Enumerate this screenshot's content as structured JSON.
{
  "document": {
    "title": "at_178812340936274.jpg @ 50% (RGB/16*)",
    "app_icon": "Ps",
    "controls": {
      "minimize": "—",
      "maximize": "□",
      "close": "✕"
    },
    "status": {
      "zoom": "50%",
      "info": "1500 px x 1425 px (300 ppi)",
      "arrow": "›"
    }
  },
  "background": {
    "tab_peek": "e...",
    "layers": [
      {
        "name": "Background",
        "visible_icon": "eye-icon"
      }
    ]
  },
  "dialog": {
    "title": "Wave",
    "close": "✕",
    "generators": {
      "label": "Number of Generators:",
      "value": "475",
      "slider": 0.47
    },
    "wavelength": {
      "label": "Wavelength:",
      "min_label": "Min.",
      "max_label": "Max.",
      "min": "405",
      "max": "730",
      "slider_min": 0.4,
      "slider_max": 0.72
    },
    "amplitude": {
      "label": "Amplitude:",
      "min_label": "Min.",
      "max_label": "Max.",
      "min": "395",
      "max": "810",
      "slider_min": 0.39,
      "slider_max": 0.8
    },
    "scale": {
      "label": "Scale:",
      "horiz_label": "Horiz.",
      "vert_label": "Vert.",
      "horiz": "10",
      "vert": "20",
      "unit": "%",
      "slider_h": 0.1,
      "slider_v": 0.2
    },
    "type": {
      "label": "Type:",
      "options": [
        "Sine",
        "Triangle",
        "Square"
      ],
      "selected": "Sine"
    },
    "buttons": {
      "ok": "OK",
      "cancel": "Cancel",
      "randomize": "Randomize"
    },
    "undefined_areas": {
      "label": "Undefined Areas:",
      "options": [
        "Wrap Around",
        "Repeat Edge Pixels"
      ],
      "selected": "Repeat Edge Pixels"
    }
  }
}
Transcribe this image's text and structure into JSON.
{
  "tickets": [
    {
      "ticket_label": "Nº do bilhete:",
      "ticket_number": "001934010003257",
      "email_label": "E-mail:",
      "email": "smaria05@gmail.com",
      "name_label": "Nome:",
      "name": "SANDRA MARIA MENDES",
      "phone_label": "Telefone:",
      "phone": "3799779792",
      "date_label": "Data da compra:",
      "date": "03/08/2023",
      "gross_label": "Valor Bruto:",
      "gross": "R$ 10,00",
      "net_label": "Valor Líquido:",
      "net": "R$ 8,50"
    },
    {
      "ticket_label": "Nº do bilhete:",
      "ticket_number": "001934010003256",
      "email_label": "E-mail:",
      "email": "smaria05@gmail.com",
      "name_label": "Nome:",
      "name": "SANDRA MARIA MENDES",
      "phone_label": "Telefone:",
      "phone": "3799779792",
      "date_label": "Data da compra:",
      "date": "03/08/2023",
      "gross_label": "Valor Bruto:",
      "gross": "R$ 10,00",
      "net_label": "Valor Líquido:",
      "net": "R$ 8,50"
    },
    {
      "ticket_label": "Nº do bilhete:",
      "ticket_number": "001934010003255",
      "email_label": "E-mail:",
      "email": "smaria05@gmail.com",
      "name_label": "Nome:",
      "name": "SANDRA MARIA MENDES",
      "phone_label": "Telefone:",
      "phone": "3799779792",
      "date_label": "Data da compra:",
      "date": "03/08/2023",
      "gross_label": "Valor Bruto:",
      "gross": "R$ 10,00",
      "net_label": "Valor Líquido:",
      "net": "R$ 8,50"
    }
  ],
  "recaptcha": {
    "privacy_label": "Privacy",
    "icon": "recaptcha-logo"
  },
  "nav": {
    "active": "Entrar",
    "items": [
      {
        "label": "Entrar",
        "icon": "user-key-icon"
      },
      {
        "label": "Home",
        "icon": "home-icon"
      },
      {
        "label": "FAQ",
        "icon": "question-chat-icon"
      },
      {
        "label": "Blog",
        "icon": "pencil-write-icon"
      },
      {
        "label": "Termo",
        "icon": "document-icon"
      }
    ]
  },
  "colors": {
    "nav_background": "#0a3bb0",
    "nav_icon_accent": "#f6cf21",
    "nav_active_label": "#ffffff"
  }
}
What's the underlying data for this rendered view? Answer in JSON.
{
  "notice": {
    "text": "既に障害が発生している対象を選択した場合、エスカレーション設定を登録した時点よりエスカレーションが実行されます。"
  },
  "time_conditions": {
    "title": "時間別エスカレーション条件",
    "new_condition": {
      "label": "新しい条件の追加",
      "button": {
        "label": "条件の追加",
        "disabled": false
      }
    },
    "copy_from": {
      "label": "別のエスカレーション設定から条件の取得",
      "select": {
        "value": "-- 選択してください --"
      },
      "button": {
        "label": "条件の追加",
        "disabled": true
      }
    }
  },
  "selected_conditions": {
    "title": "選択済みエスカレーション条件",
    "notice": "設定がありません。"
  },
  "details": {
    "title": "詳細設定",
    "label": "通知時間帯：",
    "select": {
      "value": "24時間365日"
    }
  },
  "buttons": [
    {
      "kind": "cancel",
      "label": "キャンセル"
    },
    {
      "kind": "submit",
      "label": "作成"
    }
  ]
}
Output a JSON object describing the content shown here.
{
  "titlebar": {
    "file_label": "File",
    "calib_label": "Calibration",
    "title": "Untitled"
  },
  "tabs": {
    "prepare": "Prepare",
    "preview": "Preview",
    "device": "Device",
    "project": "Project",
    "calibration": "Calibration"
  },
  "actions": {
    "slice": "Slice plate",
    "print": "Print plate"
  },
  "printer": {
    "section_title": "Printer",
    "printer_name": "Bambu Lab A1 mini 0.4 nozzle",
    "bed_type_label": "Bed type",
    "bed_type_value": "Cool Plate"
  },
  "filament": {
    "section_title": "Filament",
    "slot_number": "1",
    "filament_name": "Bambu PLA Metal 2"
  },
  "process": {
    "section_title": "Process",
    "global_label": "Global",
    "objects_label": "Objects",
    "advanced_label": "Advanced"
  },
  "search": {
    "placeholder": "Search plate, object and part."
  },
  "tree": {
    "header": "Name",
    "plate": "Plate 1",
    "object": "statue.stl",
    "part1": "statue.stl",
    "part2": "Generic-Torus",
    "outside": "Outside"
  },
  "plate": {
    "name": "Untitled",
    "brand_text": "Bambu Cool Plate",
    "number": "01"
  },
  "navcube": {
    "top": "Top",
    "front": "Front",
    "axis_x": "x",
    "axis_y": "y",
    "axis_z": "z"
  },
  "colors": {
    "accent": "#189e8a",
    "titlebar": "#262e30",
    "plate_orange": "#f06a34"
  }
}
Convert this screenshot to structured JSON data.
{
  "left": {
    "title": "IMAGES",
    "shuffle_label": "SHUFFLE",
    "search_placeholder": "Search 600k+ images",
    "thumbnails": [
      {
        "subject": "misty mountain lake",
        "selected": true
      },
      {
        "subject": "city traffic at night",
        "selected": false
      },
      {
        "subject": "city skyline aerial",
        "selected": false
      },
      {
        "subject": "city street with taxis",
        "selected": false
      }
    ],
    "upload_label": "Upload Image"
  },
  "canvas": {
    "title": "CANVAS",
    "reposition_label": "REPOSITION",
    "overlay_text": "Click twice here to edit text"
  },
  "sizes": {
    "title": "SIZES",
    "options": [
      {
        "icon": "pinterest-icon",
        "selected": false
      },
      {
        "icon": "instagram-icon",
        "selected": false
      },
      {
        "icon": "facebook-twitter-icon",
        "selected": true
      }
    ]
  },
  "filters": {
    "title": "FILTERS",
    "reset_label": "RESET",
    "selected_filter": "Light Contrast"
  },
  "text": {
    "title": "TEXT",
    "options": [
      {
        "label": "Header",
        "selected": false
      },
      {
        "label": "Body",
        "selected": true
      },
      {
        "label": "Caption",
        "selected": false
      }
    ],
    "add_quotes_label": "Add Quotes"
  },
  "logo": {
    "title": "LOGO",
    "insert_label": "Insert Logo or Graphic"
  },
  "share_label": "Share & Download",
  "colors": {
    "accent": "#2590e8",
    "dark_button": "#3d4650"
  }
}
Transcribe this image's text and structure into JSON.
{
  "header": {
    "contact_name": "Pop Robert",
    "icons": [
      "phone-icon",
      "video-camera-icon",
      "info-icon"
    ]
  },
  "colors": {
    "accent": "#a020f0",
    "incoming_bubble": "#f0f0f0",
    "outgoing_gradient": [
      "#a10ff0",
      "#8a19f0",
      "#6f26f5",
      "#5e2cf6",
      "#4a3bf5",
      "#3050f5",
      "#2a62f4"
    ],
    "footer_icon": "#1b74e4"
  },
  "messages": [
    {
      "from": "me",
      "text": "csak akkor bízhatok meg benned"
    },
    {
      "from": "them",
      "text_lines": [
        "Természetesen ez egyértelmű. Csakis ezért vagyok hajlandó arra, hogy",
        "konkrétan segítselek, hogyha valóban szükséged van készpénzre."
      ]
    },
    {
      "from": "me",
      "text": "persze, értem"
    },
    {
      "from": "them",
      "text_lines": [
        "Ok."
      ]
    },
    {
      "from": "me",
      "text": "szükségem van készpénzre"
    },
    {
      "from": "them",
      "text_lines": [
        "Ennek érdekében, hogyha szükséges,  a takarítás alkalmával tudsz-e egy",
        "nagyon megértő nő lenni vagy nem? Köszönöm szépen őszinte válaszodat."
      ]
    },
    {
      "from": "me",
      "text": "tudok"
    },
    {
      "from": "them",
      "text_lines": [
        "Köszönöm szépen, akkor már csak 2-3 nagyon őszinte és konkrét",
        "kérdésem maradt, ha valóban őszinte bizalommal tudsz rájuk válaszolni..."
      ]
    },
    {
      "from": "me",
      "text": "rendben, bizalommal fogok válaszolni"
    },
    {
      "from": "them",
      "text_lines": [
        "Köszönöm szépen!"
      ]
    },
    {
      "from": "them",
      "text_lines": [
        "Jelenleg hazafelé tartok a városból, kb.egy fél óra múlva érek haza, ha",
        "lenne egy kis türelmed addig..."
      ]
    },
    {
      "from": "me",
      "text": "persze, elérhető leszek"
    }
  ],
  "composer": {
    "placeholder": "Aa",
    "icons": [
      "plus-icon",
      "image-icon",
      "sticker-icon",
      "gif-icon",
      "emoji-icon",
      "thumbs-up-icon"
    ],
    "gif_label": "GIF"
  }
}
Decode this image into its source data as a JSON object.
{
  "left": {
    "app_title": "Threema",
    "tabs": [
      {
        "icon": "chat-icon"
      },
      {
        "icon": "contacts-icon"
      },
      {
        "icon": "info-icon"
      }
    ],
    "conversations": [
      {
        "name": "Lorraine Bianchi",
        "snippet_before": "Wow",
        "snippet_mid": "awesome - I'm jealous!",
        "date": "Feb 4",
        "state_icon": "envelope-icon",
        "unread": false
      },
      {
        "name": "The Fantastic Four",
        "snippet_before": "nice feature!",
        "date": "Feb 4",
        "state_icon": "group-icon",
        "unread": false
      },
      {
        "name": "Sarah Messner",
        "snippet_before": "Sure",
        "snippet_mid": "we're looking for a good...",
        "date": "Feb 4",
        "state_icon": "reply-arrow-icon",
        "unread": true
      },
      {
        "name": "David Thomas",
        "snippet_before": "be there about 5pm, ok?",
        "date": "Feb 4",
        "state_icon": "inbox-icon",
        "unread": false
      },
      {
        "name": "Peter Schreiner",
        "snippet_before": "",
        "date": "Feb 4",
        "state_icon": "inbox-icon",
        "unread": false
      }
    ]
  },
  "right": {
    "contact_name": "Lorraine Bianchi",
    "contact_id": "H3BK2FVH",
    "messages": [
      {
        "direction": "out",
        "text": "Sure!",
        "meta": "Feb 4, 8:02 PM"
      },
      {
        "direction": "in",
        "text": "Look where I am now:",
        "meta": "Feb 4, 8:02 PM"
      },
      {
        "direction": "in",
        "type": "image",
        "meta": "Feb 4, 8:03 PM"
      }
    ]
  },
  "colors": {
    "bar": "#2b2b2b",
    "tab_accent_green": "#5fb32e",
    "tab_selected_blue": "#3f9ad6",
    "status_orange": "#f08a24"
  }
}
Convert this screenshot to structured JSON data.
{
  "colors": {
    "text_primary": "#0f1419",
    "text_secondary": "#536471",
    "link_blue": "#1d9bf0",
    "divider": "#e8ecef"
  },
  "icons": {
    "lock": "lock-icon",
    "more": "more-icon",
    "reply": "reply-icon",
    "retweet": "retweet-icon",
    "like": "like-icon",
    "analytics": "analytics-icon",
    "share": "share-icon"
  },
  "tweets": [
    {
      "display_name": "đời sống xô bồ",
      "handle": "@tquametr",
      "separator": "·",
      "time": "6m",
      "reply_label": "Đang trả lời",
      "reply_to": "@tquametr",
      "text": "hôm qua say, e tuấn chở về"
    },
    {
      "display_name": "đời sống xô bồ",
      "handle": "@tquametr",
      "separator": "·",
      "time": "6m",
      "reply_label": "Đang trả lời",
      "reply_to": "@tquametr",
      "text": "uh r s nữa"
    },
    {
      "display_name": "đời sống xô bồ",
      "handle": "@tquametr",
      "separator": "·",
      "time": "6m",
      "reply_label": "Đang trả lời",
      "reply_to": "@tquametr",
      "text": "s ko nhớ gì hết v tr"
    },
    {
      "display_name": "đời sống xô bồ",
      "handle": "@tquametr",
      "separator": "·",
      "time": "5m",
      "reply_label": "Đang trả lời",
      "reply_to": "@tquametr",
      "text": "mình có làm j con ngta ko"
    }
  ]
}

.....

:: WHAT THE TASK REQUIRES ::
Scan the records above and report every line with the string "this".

:: EXERCISE RESULT ::
Enumerate this screenshot's content as structured JSON.
Transcribe this image's text and structure into JSON.
What's the underlying data for this rendered view? Answer in JSON.
Convert this screenshot to structured JSON data.
Transcribe this image's text and structure into JSON.
Decode this image into its source data as a JSON object.
Convert this screenshot to structured JSON data.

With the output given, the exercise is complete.